[Exercise instructions]:
Without the pictures, return each record as it appears.

Top of Material for this exercise

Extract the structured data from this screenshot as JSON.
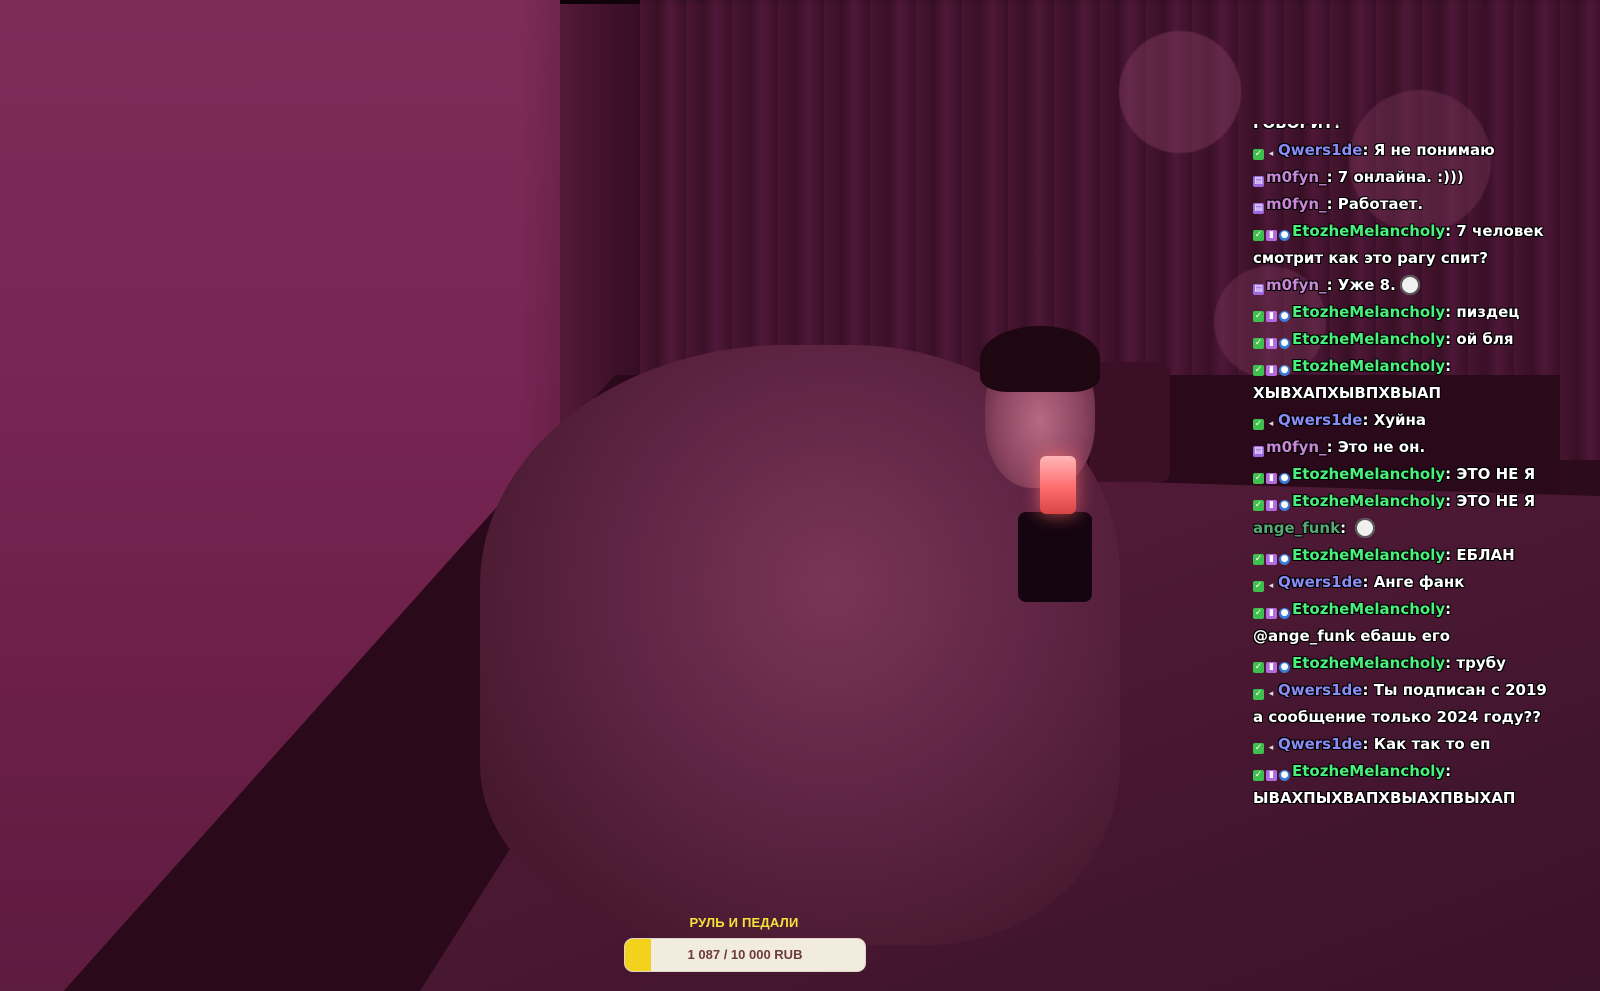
{
  "chat": {
    "messages": [
      {
        "user": "",
        "name_color": "green",
        "badges": [],
        "text": "ГОВОРИТ?",
        "partial": true
      },
      {
        "user": "Qwers1de",
        "name_color": "blue",
        "badges": [
          "check-icon",
          "sound-icon"
        ],
        "text": "Я не понимаю"
      },
      {
        "user": "m0fyn_",
        "name_color": "purple",
        "badges": [
          "mod-icon"
        ],
        "text": "7 онлайна. :)))"
      },
      {
        "user": "m0fyn_",
        "name_color": "purple",
        "badges": [
          "mod-icon"
        ],
        "text": "Работает."
      },
      {
        "user": "EtozheMelancholy",
        "name_color": "green",
        "badges": [
          "check-icon",
          "sub-icon",
          "vip-icon"
        ],
        "text": "7 человек смотрит как это рагу спит?"
      },
      {
        "user": "m0fyn_",
        "name_color": "purple",
        "badges": [
          "mod-icon"
        ],
        "text": "Уже 8.",
        "emote": "skull-emote"
      },
      {
        "user": "EtozheMelancholy",
        "name_color": "green",
        "badges": [
          "check-icon",
          "sub-icon",
          "vip-icon"
        ],
        "text": "пиздец"
      },
      {
        "user": "EtozheMelancholy",
        "name_color": "green",
        "badges": [
          "check-icon",
          "sub-icon",
          "vip-icon"
        ],
        "text": "ой бля"
      },
      {
        "user": "EtozheMelancholy",
        "name_color": "green",
        "badges": [
          "check-icon",
          "sub-icon",
          "vip-icon"
        ],
        "text": "ХЫВХАПХЫВПХВЫАП"
      },
      {
        "user": "Qwers1de",
        "name_color": "blue",
        "badges": [
          "check-icon",
          "sound-icon"
        ],
        "text": "Хуйна"
      },
      {
        "user": "m0fyn_",
        "name_color": "purple",
        "badges": [
          "mod-icon"
        ],
        "text": "Это не он."
      },
      {
        "user": "EtozheMelancholy",
        "name_color": "green",
        "badges": [
          "check-icon",
          "sub-icon",
          "vip-icon"
        ],
        "text": "ЭТО НЕ Я"
      },
      {
        "user": "EtozheMelancholy",
        "name_color": "green",
        "badges": [
          "check-icon",
          "sub-icon",
          "vip-icon"
        ],
        "text": "ЭТО НЕ Я"
      },
      {
        "user": "ange_funk",
        "name_color": "teal",
        "badges": [],
        "text": "",
        "emote": "mask-emote"
      },
      {
        "user": "EtozheMelancholy",
        "name_color": "green",
        "badges": [
          "check-icon",
          "sub-icon",
          "vip-icon"
        ],
        "text": "ЕБЛАН"
      },
      {
        "user": "Qwers1de",
        "name_color": "blue",
        "badges": [
          "check-icon",
          "sound-icon"
        ],
        "text": "Анге фанк"
      },
      {
        "user": "EtozheMelancholy",
        "name_color": "green",
        "badges": [
          "check-icon",
          "sub-icon",
          "vip-icon"
        ],
        "text": "@ange_funk ебашь его"
      },
      {
        "user": "EtozheMelancholy",
        "name_color": "green",
        "badges": [
          "check-icon",
          "sub-icon",
          "vip-icon"
        ],
        "text": "трубу"
      },
      {
        "user": "Qwers1de",
        "name_color": "blue",
        "badges": [
          "check-icon",
          "sound-icon"
        ],
        "text": "Ты подписан с 2019 а сообщение только 2024 году??"
      },
      {
        "user": "Qwers1de",
        "name_color": "blue",
        "badges": [
          "check-icon",
          "sound-icon"
        ],
        "text": "Как так то еп"
      },
      {
        "user": "EtozheMelancholy",
        "name_color": "green",
        "badges": [
          "check-icon",
          "sub-icon",
          "vip-icon"
        ],
        "text": "ЫВАХПЫХВАПХВЫАХПВЫХАП"
      }
    ]
  },
  "goal": {
    "title": "РУЛЬ И ПЕДАЛИ",
    "progress_text": "1 087 / 10 000 RUB",
    "current": 1087,
    "target": 10000,
    "fill_color": "#f2d21c",
    "title_color": "#f6e23a"
  }
}
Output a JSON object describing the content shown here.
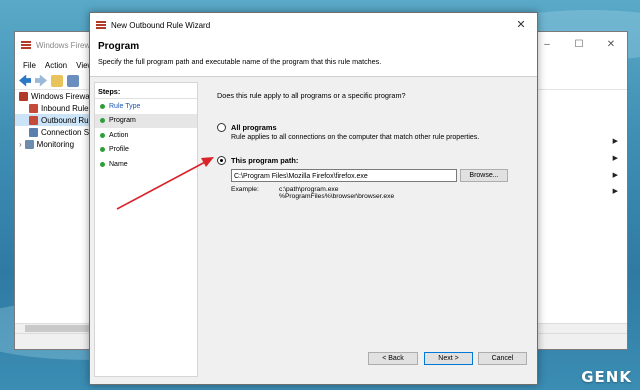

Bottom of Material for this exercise

[Output]:
Extract the structured data from this screenshot as JSON.
{
  "chat": {
    "messages": [
      {
        "user": "",
        "name_color": "green",
        "badges": [],
        "text": "ГОВОРИТ?",
        "partial": true
      },
      {
        "user": "Qwers1de",
        "name_color": "blue",
        "badges": [
          "check-icon",
          "sound-icon"
        ],
        "text": "Я не понимаю"
      },
      {
        "user": "m0fyn_",
        "name_color": "purple",
        "badges": [
          "mod-icon"
        ],
        "text": "7 онлайна. :)))"
      },
      {
        "user": "m0fyn_",
        "name_color": "purple",
        "badges": [
          "mod-icon"
        ],
        "text": "Работает."
      },
      {
        "user": "EtozheMelancholy",
        "name_color": "green",
        "badges": [
          "check-icon",
          "sub-icon",
          "vip-icon"
        ],
        "text": "7 человек смотрит как это рагу спит?"
      },
      {
        "user": "m0fyn_",
        "name_color": "purple",
        "badges": [
          "mod-icon"
        ],
        "text": "Уже 8.",
        "emote": "skull-emote"
      },
      {
        "user": "EtozheMelancholy",
        "name_color": "green",
        "badges": [
          "check-icon",
          "sub-icon",
          "vip-icon"
        ],
        "text": "пиздец"
      },
      {
        "user": "EtozheMelancholy",
        "name_color": "green",
        "badges": [
          "check-icon",
          "sub-icon",
          "vip-icon"
        ],
        "text": "ой бля"
      },
      {
        "user": "EtozheMelancholy",
        "name_color": "green",
        "badges": [
          "check-icon",
          "sub-icon",
          "vip-icon"
        ],
        "text": "ХЫВХАПХЫВПХВЫАП"
      },
      {
        "user": "Qwers1de",
        "name_color": "blue",
        "badges": [
          "check-icon",
          "sound-icon"
        ],
        "text": "Хуйна"
      },
      {
        "user": "m0fyn_",
        "name_color": "purple",
        "badges": [
          "mod-icon"
        ],
        "text": "Это не он."
      },
      {
        "user": "EtozheMelancholy",
        "name_color": "green",
        "badges": [
          "check-icon",
          "sub-icon",
          "vip-icon"
        ],
        "text": "ЭТО НЕ Я"
      },
      {
        "user": "EtozheMelancholy",
        "name_color": "green",
        "badges": [
          "check-icon",
          "sub-icon",
          "vip-icon"
        ],
        "text": "ЭТО НЕ Я"
      },
      {
        "user": "ange_funk",
        "name_color": "teal",
        "badges": [],
        "text": "",
        "emote": "mask-emote"
      },
      {
        "user": "EtozheMelancholy",
        "name_color": "green",
        "badges": [
          "check-icon",
          "sub-icon",
          "vip-icon"
        ],
        "text": "ЕБЛАН"
      },
      {
        "user": "Qwers1de",
        "name_color": "blue",
        "badges": [
          "check-icon",
          "sound-icon"
        ],
        "text": "Анге фанк"
      },
      {
        "user": "EtozheMelancholy",
        "name_color": "green",
        "badges": [
          "check-icon",
          "sub-icon",
          "vip-icon"
        ],
        "text": "@ange_funk ебашь его"
      },
      {
        "user": "EtozheMelancholy",
        "name_color": "green",
        "badges": [
          "check-icon",
          "sub-icon",
          "vip-icon"
        ],
        "text": "трубу"
      },
      {
        "user": "Qwers1de",
        "name_color": "blue",
        "badges": [
          "check-icon",
          "sound-icon"
        ],
        "text": "Ты подписан с 2019 а сообщение только 2024 году??"
      },
      {
        "user": "Qwers1de",
        "name_color": "blue",
        "badges": [
          "check-icon",
          "sound-icon"
        ],
        "text": "Как так то еп"
      },
      {
        "user": "EtozheMelancholy",
        "name_color": "green",
        "badges": [
          "check-icon",
          "sub-icon",
          "vip-icon"
        ],
        "text": "ЫВАХПЫХВАПХВЫАХПВЫХАП"
      }
    ]
  },
  "goal": {
    "title": "РУЛЬ И ПЕДАЛИ",
    "progress_text": "1 087 / 10 000 RUB",
    "current": 1087,
    "target": 10000,
    "fill_color": "#f2d21c",
    "title_color": "#f6e23a"
  }
}
Output a JSON object describing the content shown here.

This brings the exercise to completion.